= Your goal =
Return the count of lines in the records that include the string "title", and nothing besides it.
BEGIN Record excerpts
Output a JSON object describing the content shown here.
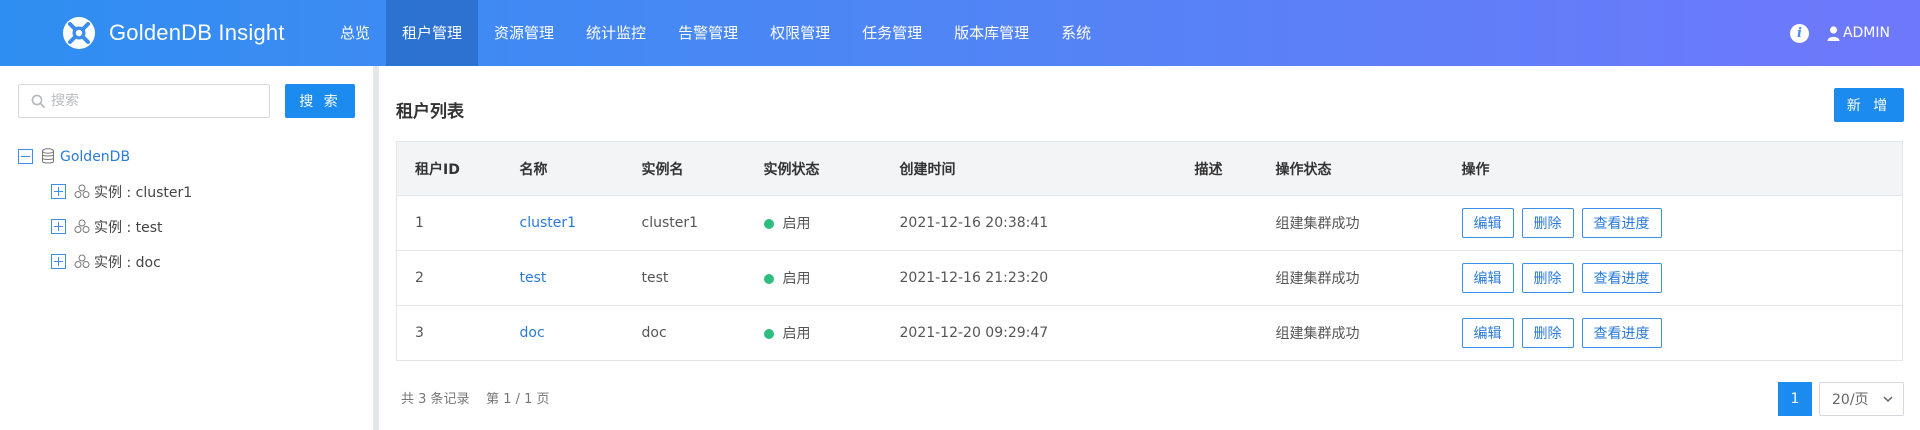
{
  "app": {
    "title": "GoldenDB Insight"
  },
  "nav": {
    "items": [
      "总览",
      "租户管理",
      "资源管理",
      "统计监控",
      "告警管理",
      "权限管理",
      "任务管理",
      "版本库管理",
      "系统"
    ],
    "active": "租户管理"
  },
  "user": {
    "name": "ADMIN"
  },
  "sidebar": {
    "search_placeholder": "搜索",
    "search_button": "搜 索",
    "tree": {
      "root": "GoldenDB",
      "children": [
        "实例 : cluster1",
        "实例 : test",
        "实例 : doc"
      ]
    }
  },
  "main": {
    "title": "租户列表",
    "add_button": "新 增",
    "columns": [
      "租户ID",
      "名称",
      "实例名",
      "实例状态",
      "创建时间",
      "描述",
      "操作状态",
      "操作"
    ],
    "rows": [
      {
        "id": "1",
        "name": "cluster1",
        "instance": "cluster1",
        "status": "启用",
        "created": "2021-12-16 20:38:41",
        "description": "",
        "op_status": "组建集群成功"
      },
      {
        "id": "2",
        "name": "test",
        "instance": "test",
        "status": "启用",
        "created": "2021-12-16 21:23:20",
        "description": "",
        "op_status": "组建集群成功"
      },
      {
        "id": "3",
        "name": "doc",
        "instance": "doc",
        "status": "启用",
        "created": "2021-12-20 09:29:47",
        "description": "",
        "op_status": "组建集群成功"
      }
    ],
    "actions": {
      "edit": "编辑",
      "delete": "删除",
      "progress": "查看进度"
    },
    "summary": "共 3 条记录    第 1 / 1 页",
    "pagination": {
      "current_page": "1",
      "page_size": "20/页"
    }
  },
  "colors": {
    "accent": "#1b8bf0",
    "status_enabled": "#2fbd7f",
    "link": "#2a7ad8"
  }
}
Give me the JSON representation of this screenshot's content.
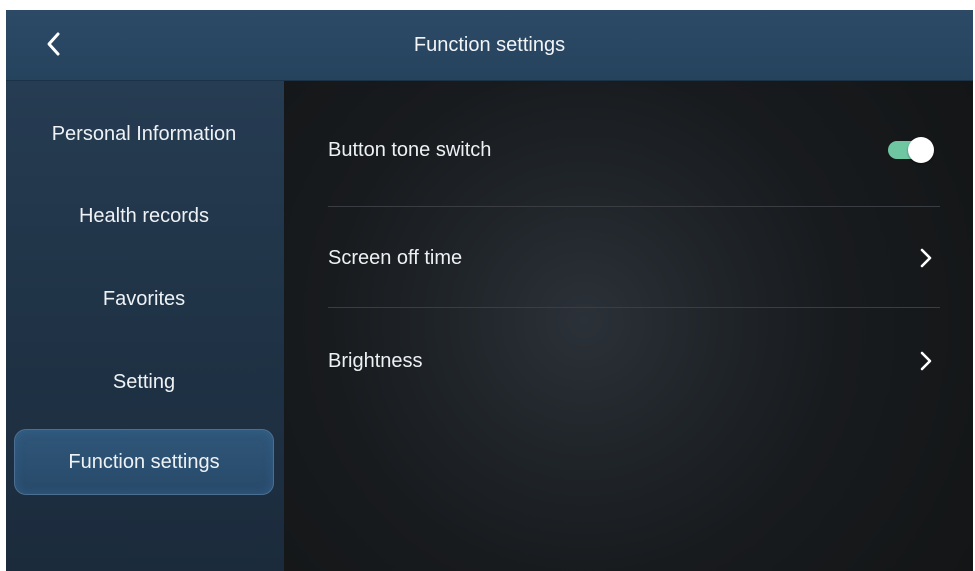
{
  "header": {
    "title": "Function settings",
    "back_icon": "chevron-left-icon"
  },
  "sidebar": {
    "items": [
      {
        "label": "Personal Information",
        "active": false
      },
      {
        "label": "Health records",
        "active": false
      },
      {
        "label": "Favorites",
        "active": false
      },
      {
        "label": "Setting",
        "active": false
      },
      {
        "label": "Function settings",
        "active": true
      }
    ]
  },
  "settings": {
    "button_tone": {
      "label": "Button tone switch",
      "enabled": true
    },
    "screen_off": {
      "label": "Screen off time",
      "icon": "chevron-right-icon"
    },
    "brightness": {
      "label": "Brightness",
      "icon": "chevron-right-icon"
    }
  },
  "colors": {
    "header_bg": "#2c4a66",
    "sidebar_bg": "#1f3245",
    "active_item_bg": "#2f5679",
    "toggle_on": "#6fc7a2",
    "content_bg": "#181b1e"
  }
}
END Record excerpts
= Response =
3